Both investigations stemmed from Roke's involvement in schemes that manipulated AMS's advertising policies, although the two probes took slightly different paths. In pleading guilty to the criminal charges, Roke admitted that she conspired with several employees at AMS, including the v-p of advertising and the director of advertising for accounts, in a plan to increase the profitability of the advertising department by inducing publishers to pay for promotions that the company never provided. In one instance, Roke admitted that the number of postcards AMS employees told publishers that they mailed to accounts was inflated.
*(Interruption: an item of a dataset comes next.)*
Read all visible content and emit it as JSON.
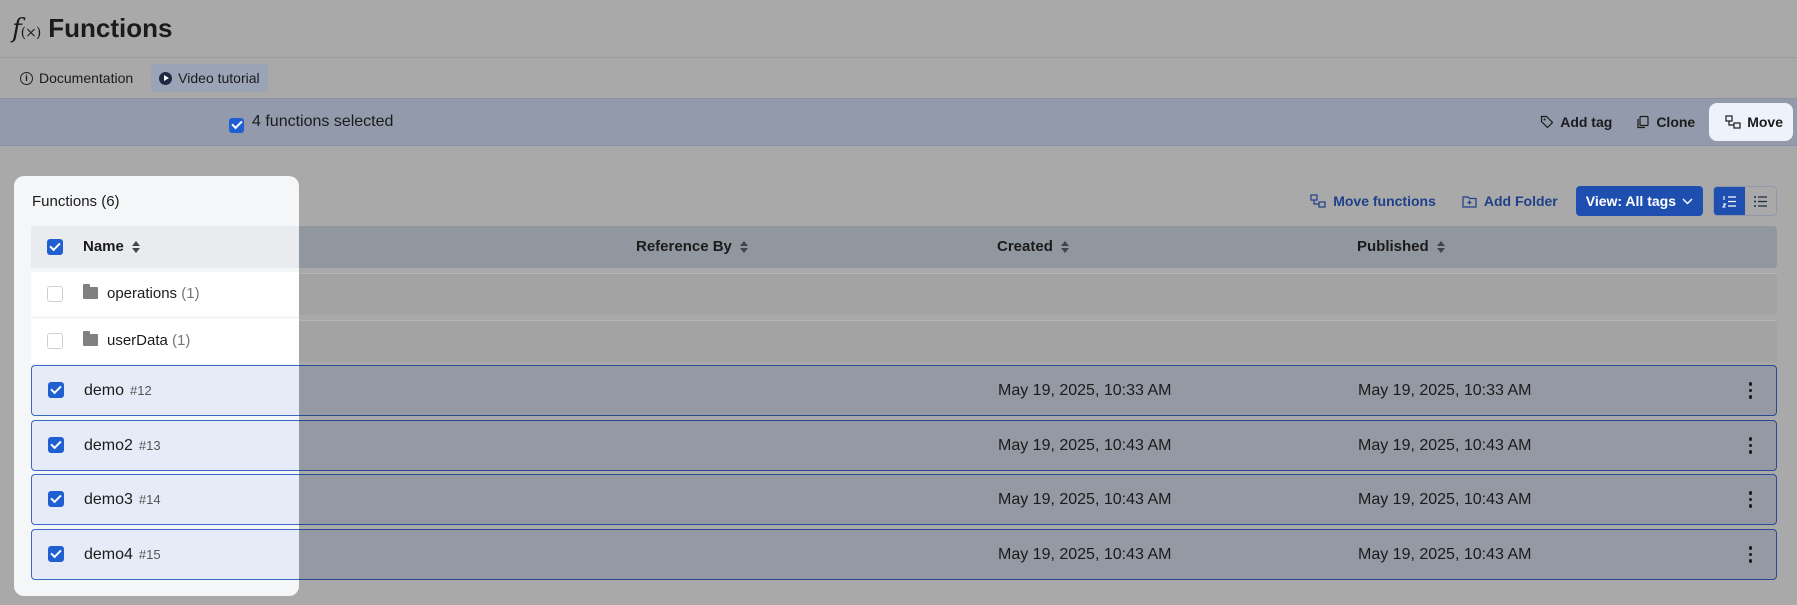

Similarly, Roke admitted that the circulation figures of magazines that publishers advertised in were also inflated.

It is not clear how much money publishers lost because of the fraud, but according to Roke's plea agreement, eight publishers lost $6.8 million, a figure that doesn't include amounts from the more than 100 publishers AMS was reportedly negotiating with. Random House had the largest losses, at $2.6 million, followed by Penguin and S&S, which each lost about $1 million.

The SEC charges also dealt with ways in which Roke allegedly cheated publishers and misled retailers. According to the charges, Roke told AMS sales and advertising personnel that instead of contacting retailers about credit due them for providing certain advertising and promotional services, they should hide the discrepancies from the accounts, a move that decreased AMS's advertising expenses.

According to the SEC, Roke helped to overstate AMS's pretax earnings by 9% in fiscal 2001, 10% in fiscal 2002 and 19% in fiscal 2003. And although the SEC complaint said Roke was motivated by personal gain—she earned more than $200,000 in bonuses and stock sales—her plea agreement suggests that corporate pressures played a role. "Because of the advertising departments importance in generating net income for AMS, top management at AMS placed pressure on the vice president and her staff to meet budget targets each fiscal quarter," the plea said. As budget targets became more difficult to hit, the plea continues, Roke "and others in the advertising department sought out ways to increase the profitability of advertising vehicles sold by AMS." According to terms of her plea agreement, Roke has agreed to cooperate with the U.S. Attorney's continuing investigations. A representative with the SEC also said that its investigation is continuing.